Exercise goal
Copy the data precisely, keeping every character.

Material provided

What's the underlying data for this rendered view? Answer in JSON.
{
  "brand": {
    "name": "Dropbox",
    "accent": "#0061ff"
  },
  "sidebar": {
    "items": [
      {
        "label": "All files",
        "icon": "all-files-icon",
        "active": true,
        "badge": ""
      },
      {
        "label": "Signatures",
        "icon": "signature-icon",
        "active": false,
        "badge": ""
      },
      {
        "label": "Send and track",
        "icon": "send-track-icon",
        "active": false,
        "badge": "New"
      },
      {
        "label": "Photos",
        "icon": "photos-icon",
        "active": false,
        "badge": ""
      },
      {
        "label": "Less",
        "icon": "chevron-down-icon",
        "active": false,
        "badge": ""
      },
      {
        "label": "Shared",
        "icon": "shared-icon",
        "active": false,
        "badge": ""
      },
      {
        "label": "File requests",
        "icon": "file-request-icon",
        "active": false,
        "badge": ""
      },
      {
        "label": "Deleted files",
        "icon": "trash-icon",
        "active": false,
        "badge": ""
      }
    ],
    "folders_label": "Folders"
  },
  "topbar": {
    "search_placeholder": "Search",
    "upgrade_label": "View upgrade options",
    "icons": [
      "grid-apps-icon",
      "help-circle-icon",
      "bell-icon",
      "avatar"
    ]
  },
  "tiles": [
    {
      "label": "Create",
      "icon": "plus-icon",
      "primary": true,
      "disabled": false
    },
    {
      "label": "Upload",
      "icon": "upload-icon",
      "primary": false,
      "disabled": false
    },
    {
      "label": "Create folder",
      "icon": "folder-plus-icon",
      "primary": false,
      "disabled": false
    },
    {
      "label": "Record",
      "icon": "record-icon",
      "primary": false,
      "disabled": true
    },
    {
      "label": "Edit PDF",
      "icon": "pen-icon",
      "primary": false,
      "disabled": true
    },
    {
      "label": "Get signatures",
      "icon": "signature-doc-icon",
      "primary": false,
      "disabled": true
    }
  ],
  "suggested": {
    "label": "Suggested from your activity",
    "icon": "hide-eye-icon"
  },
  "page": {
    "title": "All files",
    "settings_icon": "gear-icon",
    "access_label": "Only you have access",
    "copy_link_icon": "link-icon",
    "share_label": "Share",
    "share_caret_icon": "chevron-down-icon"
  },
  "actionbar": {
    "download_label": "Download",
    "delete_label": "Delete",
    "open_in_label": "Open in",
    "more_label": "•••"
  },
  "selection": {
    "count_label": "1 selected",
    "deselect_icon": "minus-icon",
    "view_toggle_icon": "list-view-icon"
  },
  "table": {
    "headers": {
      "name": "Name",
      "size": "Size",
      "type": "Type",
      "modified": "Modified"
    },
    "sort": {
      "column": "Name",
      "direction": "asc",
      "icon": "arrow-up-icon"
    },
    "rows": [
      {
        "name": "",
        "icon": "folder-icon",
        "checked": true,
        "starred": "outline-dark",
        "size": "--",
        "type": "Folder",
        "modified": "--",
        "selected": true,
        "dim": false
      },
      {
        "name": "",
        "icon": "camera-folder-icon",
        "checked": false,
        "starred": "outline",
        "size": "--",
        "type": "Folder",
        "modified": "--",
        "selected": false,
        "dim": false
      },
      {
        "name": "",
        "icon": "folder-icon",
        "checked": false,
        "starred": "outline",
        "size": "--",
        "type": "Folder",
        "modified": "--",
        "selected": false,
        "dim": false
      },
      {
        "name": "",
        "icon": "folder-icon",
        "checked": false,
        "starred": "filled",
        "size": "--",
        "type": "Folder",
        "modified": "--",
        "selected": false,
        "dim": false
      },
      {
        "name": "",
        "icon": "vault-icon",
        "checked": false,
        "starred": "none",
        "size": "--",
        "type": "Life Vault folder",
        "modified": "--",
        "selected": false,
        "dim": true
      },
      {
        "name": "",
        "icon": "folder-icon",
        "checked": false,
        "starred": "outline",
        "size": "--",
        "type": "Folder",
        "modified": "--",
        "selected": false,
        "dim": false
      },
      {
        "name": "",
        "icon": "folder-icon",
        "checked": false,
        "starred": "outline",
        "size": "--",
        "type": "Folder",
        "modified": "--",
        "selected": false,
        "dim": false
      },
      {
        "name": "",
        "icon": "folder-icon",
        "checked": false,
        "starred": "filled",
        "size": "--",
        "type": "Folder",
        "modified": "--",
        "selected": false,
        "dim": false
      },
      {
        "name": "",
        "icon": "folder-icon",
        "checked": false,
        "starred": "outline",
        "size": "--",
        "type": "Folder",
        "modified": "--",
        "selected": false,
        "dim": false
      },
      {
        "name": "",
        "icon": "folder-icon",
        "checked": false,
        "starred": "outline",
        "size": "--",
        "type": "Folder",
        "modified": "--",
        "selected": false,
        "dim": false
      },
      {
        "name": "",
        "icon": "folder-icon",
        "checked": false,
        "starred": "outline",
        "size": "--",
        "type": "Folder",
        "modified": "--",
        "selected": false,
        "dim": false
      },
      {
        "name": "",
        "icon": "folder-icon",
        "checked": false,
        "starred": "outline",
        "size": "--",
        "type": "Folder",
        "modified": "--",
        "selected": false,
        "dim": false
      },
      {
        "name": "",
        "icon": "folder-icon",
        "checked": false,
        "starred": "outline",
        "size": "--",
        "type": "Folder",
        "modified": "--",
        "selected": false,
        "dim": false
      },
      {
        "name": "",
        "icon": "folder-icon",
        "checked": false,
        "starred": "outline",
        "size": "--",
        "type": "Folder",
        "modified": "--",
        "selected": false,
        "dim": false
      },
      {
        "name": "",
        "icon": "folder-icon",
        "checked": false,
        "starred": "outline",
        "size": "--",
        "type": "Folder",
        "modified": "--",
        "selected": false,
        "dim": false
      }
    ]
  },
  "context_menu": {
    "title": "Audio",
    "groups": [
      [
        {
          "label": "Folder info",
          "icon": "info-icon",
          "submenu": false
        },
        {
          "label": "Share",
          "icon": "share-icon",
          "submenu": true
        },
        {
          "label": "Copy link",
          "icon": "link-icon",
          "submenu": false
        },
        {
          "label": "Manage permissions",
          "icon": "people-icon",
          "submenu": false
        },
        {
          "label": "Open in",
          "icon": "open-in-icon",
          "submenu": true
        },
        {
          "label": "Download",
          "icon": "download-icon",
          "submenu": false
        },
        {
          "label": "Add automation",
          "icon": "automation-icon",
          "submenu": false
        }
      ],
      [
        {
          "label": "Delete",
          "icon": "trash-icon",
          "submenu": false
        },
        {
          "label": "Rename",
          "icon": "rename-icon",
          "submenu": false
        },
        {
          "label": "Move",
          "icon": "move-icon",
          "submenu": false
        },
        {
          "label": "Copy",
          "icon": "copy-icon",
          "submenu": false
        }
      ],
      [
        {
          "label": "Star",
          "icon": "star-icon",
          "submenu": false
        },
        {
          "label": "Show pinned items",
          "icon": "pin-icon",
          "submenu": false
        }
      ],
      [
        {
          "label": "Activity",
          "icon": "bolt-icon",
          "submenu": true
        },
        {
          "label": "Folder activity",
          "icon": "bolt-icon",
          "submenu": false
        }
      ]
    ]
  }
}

Problem solution
What's the underlying data for this rendered view? Answer in JSON.
{
  "brand": {
    "name": "Dropbox",
    "accent": "#0061ff"
  },
  "sidebar": {
    "items": [
      {
        "label": "All files",
        "icon": "all-files-icon",
        "active": true,
        "badge": ""
      },
      {
        "label": "Signatures",
        "icon": "signature-icon",
        "active": false,
        "badge": ""
      },
      {
        "label": "Send and track",
        "icon": "send-track-icon",
        "active": false,
        "badge": "New"
      },
      {
        "label": "Photos",
        "icon": "photos-icon",
        "active": false,
        "badge": ""
      },
      {
        "label": "Less",
        "icon": "chevron-down-icon",
        "active": false,
        "badge": ""
      },
      {
        "label": "Shared",
        "icon": "shared-icon",
        "active": false,
        "badge": ""
      },
      {
        "label": "File requests",
        "icon": "file-request-icon",
        "active": false,
        "badge": ""
      },
      {
        "label": "Deleted files",
        "icon": "trash-icon",
        "active": false,
        "badge": ""
      }
    ],
    "folders_label": "Folders"
  },
  "topbar": {
    "search_placeholder": "Search",
    "upgrade_label": "View upgrade options",
    "icons": [
      "grid-apps-icon",
      "help-circle-icon",
      "bell-icon",
      "avatar"
    ]
  },
  "tiles": [
    {
      "label": "Create",
      "icon": "plus-icon",
      "primary": true,
      "disabled": false
    },
    {
      "label": "Upload",
      "icon": "upload-icon",
      "primary": false,
      "disabled": false
    },
    {
      "label": "Create folder",
      "icon": "folder-plus-icon",
      "primary": false,
      "disabled": false
    },
    {
      "label": "Record",
      "icon": "record-icon",
      "primary": false,
      "disabled": true
    },
    {
      "label": "Edit PDF",
      "icon": "pen-icon",
      "primary": false,
      "disabled": true
    },
    {
      "label": "Get signatures",
      "icon": "signature-doc-icon",
      "primary": false,
      "disabled": true
    }
  ],
  "suggested": {
    "label": "Suggested from your activity",
    "icon": "hide-eye-icon"
  },
  "page": {
    "title": "All files",
    "settings_icon": "gear-icon",
    "access_label": "Only you have access",
    "copy_link_icon": "link-icon",
    "share_label": "Share",
    "share_caret_icon": "chevron-down-icon"
  },
  "actionbar": {
    "download_label": "Download",
    "delete_label": "Delete",
    "open_in_label": "Open in",
    "more_label": "•••"
  },
  "selection": {
    "count_label": "1 selected",
    "deselect_icon": "minus-icon",
    "view_toggle_icon": "list-view-icon"
  },
  "table": {
    "headers": {
      "name": "Name",
      "size": "Size",
      "type": "Type",
      "modified": "Modified"
    },
    "sort": {
      "column": "Name",
      "direction": "asc",
      "icon": "arrow-up-icon"
    },
    "rows": [
      {
        "name": "",
        "icon": "folder-icon",
        "checked": true,
        "starred": "outline-dark",
        "size": "--",
        "type": "Folder",
        "modified": "--",
        "selected": true,
        "dim": false
      },
      {
        "name": "",
        "icon": "camera-folder-icon",
        "checked": false,
        "starred": "outline",
        "size": "--",
        "type": "Folder",
        "modified": "--",
        "selected": false,
        "dim": false
      },
      {
        "name": "",
        "icon": "folder-icon",
        "checked": false,
        "starred": "outline",
        "size": "--",
        "type": "Folder",
        "modified": "--",
        "selected": false,
        "dim": false
      },
      {
        "name": "",
        "icon": "folder-icon",
        "checked": false,
        "starred": "filled",
        "size": "--",
        "type": "Folder",
        "modified": "--",
        "selected": false,
        "dim": false
      },
      {
        "name": "",
        "icon": "vault-icon",
        "checked": false,
        "starred": "none",
        "size": "--",
        "type": "Life Vault folder",
        "modified": "--",
        "selected": false,
        "dim": true
      },
      {
        "name": "",
        "icon": "folder-icon",
        "checked": false,
        "starred": "outline",
        "size": "--",
        "type": "Folder",
        "modified": "--",
        "selected": false,
        "dim": false
      },
      {
        "name": "",
        "icon": "folder-icon",
        "checked": false,
        "starred": "outline",
        "size": "--",
        "type": "Folder",
        "modified": "--",
        "selected": false,
        "dim": false
      },
      {
        "name": "",
        "icon": "folder-icon",
        "checked": false,
        "starred": "filled",
        "size": "--",
        "type": "Folder",
        "modified": "--",
        "selected": false,
        "dim": false
      },
      {
        "name": "",
        "icon": "folder-icon",
        "checked": false,
        "starred": "outline",
        "size": "--",
        "type": "Folder",
        "modified": "--",
        "selected": false,
        "dim": false
      },
      {
        "name": "",
        "icon": "folder-icon",
        "checked": false,
        "starred": "outline",
        "size": "--",
        "type": "Folder",
        "modified": "--",
        "selected": false,
        "dim": false
      },
      {
        "name": "",
        "icon": "folder-icon",
        "checked": false,
        "starred": "outline",
        "size": "--",
        "type": "Folder",
        "modified": "--",
        "selected": false,
        "dim": false
      },
      {
        "name": "",
        "icon": "folder-icon",
        "checked": false,
        "starred": "outline",
        "size": "--",
        "type": "Folder",
        "modified": "--",
        "selected": false,
        "dim": false
      },
      {
        "name": "",
        "icon": "folder-icon",
        "checked": false,
        "starred": "outline",
        "size": "--",
        "type": "Folder",
        "modified": "--",
        "selected": false,
        "dim": false
      },
      {
        "name": "",
        "icon": "folder-icon",
        "checked": false,
        "starred": "outline",
        "size": "--",
        "type": "Folder",
        "modified": "--",
        "selected": false,
        "dim": false
      },
      {
        "name": "",
        "icon": "folder-icon",
        "checked": false,
        "starred": "outline",
        "size": "--",
        "type": "Folder",
        "modified": "--",
        "selected": false,
        "dim": false
      }
    ]
  },
  "context_menu": {
    "title": "Audio",
    "groups": [
      [
        {
          "label": "Folder info",
          "icon": "info-icon",
          "submenu": false
        },
        {
          "label": "Share",
          "icon": "share-icon",
          "submenu": true
        },
        {
          "label": "Copy link",
          "icon": "link-icon",
          "submenu": false
        },
        {
          "label": "Manage permissions",
          "icon": "people-icon",
          "submenu": false
        },
        {
          "label": "Open in",
          "icon": "open-in-icon",
          "submenu": true
        },
        {
          "label": "Download",
          "icon": "download-icon",
          "submenu": false
        },
        {
          "label": "Add automation",
          "icon": "automation-icon",
          "submenu": false
        }
      ],
      [
        {
          "label": "Delete",
          "icon": "trash-icon",
          "submenu": false
        },
        {
          "label": "Rename",
          "icon": "rename-icon",
          "submenu": false
        },
        {
          "label": "Move",
          "icon": "move-icon",
          "submenu": false
        },
        {
          "label": "Copy",
          "icon": "copy-icon",
          "submenu": false
        }
      ],
      [
        {
          "label": "Star",
          "icon": "star-icon",
          "submenu": false
        },
        {
          "label": "Show pinned items",
          "icon": "pin-icon",
          "submenu": false
        }
      ],
      [
        {
          "label": "Activity",
          "icon": "bolt-icon",
          "submenu": true
        },
        {
          "label": "Folder activity",
          "icon": "bolt-icon",
          "submenu": false
        }
      ]
    ]
  }
}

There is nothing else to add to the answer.